My book buying has been a bit slow since the last On Today’s Bookshelf. I’ve been trying to get through my to-be-read (TBR) pile, especially my ebook TBR pile, which is much too large, nearly 250 ebooks. But that hasn’t wholly stopped me from buying new books to read — someday (it’s an addiction).
New hardcovers, including those on order, include:
- Holocaust: The Nazi Persecution and Murder of the Jews by Peter Longerich
- Washington: A Life by Ron Chernow
- Decision Points by George W. Bush
- Above His Proper Station by Lawrence Watt-Evans
- Empress of Eternity by L.E. Modesitt, Jr.
- EPUB: Straight to the Point by Elizabeth Castro
- Bloodlands: Europe between Hitler and Stalin by Timothy Snyder
New ebooks include:
- The 7th Victim by Alan Jacobson
- The Novice and The High Lord (2 books) by Trudi Canavan
- The Hunger Games by Suzanne Collins
- The Crown Conspiracy by Michael Sullivan
- Tales from the Green Book One: The Magic Flute and Book Two: The Wizard’s Tome by S.D. Best
- The Kinshield Legacy by K.C. May
- Sleight Malice by Vicki Tyley
- The Sword and the Dragon by M.R. Mathias
- Call of the Herald, Inherited Danger, and Dragon Ore (trilogy) by Brian Rathbone
- The Millenium Trilogy by Stieg Larsson
Last week I finished Brian Rathbones’s trilogy, Call of the Herald, Inherited Danger, and Dragon Ore. With the first book being free and the second and third being 99¢ each (available at Smashwords), it is hard to complain about the books.
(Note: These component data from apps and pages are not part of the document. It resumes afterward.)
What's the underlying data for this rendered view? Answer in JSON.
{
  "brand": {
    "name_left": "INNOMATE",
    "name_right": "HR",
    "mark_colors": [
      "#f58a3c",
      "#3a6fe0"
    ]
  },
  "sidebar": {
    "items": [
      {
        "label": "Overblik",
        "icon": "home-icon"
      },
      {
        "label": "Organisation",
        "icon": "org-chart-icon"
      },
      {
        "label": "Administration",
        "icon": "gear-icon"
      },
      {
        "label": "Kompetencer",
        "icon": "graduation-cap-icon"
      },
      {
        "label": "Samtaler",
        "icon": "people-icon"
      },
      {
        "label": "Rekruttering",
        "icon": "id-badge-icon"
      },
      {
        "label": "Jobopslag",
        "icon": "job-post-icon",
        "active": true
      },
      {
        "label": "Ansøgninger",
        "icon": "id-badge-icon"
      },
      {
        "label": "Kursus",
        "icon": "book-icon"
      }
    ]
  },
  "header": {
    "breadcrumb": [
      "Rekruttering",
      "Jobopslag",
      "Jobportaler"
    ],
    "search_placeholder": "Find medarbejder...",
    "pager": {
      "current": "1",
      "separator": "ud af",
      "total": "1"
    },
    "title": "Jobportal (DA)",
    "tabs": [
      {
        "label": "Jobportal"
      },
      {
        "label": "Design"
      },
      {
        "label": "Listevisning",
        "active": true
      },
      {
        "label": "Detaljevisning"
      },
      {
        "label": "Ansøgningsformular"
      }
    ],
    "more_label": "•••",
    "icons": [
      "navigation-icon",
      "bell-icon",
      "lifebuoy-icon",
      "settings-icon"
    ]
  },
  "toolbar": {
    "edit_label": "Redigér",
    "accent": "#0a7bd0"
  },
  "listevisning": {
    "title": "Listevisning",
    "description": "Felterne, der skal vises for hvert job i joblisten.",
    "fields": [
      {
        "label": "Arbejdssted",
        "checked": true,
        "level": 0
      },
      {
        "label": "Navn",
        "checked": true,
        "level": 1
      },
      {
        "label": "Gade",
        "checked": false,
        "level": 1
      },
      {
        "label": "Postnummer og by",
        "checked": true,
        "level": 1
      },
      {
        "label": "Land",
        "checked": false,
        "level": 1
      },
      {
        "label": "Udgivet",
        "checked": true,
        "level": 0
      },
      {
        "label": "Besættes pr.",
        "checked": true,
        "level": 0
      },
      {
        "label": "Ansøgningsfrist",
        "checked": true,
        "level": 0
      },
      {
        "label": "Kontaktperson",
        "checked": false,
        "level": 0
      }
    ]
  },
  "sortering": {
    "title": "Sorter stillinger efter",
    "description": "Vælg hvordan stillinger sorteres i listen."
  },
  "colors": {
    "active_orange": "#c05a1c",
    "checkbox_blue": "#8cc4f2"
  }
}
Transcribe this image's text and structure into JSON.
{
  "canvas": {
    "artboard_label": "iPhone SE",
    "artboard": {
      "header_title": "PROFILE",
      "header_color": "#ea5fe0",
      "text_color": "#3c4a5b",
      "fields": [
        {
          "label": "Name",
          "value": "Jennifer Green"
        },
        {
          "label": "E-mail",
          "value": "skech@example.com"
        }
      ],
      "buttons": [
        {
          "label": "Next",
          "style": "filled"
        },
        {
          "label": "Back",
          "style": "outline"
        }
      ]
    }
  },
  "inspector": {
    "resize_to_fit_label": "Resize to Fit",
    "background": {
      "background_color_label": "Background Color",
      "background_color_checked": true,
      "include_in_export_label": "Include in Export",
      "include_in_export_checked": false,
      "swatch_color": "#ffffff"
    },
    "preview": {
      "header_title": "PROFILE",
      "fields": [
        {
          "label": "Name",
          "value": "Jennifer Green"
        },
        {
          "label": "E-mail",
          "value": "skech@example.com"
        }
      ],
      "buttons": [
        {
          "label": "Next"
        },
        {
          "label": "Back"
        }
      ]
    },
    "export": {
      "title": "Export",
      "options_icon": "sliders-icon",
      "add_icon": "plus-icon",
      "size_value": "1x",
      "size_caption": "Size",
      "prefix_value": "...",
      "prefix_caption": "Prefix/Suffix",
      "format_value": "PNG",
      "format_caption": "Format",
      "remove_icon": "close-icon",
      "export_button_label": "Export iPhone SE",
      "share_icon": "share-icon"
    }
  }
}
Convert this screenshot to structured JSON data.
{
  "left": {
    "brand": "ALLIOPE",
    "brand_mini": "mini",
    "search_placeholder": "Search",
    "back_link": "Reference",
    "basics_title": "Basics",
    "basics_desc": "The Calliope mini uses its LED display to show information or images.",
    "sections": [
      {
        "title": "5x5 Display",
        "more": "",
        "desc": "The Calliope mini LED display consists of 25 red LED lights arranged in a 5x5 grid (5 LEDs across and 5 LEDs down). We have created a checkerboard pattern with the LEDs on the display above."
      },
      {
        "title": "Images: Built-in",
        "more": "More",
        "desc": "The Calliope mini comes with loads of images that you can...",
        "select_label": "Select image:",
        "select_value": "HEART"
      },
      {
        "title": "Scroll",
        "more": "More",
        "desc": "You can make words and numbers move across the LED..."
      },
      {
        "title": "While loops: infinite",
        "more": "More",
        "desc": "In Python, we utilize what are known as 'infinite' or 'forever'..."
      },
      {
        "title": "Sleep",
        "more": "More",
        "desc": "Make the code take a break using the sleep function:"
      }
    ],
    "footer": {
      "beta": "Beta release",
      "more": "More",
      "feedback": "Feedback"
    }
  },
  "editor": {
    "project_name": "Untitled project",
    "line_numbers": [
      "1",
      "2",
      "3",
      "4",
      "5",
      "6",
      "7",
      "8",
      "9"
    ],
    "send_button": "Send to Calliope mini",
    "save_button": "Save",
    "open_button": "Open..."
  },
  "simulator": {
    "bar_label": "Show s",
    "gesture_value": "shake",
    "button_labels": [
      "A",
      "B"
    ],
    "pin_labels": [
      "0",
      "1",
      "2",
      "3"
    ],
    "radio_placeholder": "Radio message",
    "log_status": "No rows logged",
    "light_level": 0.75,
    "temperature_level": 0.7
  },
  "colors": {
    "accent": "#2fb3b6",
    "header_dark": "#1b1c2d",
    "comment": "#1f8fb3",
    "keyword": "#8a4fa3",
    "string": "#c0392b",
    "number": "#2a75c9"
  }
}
In fact, there isn’t much to complain about as regards these books. The biggest problem is that the characters are single dimension. Unlike what I believe to be the gold standard for self-published novels, the Promises to Keep quartet (see, e.g., On Books: Promises to Keep are Promises Kept), where the characters are such that they drew me into their lives, Rathbone’s characters have some interesting characteristics, but don’t rise to the level of my much caring about them one way or another.
On the other hand, the characterizations are not so terrible that I wouldn’t recommend the books, especially at the price (truthfully, however, if the books were $2.99 each, I wouldn’t recommend them at all). Out of 5 stars, I would give the trilogy 3.5 stars; but I have to reiterate that a significant factor in that rating is the pricing of the books — should the pricing go up, the rating would go down.
The story is interesting, albeit not compelling, and devoid of many of the spelling and grammar mistakes that are much too often seen in self-published novels. It is not to say there are no errors, just that the errors are few and are not distracting; they didn’t make me pause to decipher what the author intended. For a quick read at a very reasonable price, you can’t go too far wrong with this trilogy.
In a previous On Today’s Bookshelf (IV), I listed Dreyfus: Politics, Emotion, and the Scandal of the Century by Ruth Harris as a recent hardcover acquisition. I finally started reading it, and even though I am not yet finished with the book — I’m about two-thirds done — I can recommend it to anyone interested in the Dreyfus Affair or its surrounding events.
Dreyfus is well written and a fascinating read. Unlike many of the books I have read on the topic, Dreyfus delves into the emotional and cultural aspects of the affair. For example, Harris notes that many of the key characters were all Alsatians, and thus bonded by the same “tragedy,” which was Germany’s taking over of Alsace after the Franco-Prussian War in 1871. Each of these Alsatians, including Dreyfus, left their homeland and chose to become French citizens and joined the French military in hopes of someday regaining Alsace for France.
Harris explores what is really a fascinating question about the Dreyfus Affair: Why did so many of the foremost writers and philosophers and current and future French leaders become so involved in what appeared on the surface to be a proper carriage of justice applied to a junior military officer? The Dreyfus Affair occupied these people and the news for nearly a decade, yet Dreyfus was an insignificant person in the military scheme of things and an officer who was not all that well liked by his colleagues.
Harris also explores why so many of the anti-Dreyfusards continued to persist in their efforts to have the Dreyfus decision upheld even after it was exposed that the evidence was faked.
The Dreyfus Affair caused families to split — some members becoming Dreyfusards and some becoming anti-Dreyfusards — in bitterness, brought what had been a declining overt antisemitism back in full force, and nearly triggered a coup d’etat in the young French Republic. It was a story that was followed by the European and American press.
I think that if were to recommend just one book about the Dreyfus Affair, this would be that book. Harris does explore the Affair itself, as well as all the machinations that went on the periphery. What at first seemed to be an internal military affair, soon became the cause of the era. I find that it still captivates today and still has lessons to be learned by the world today.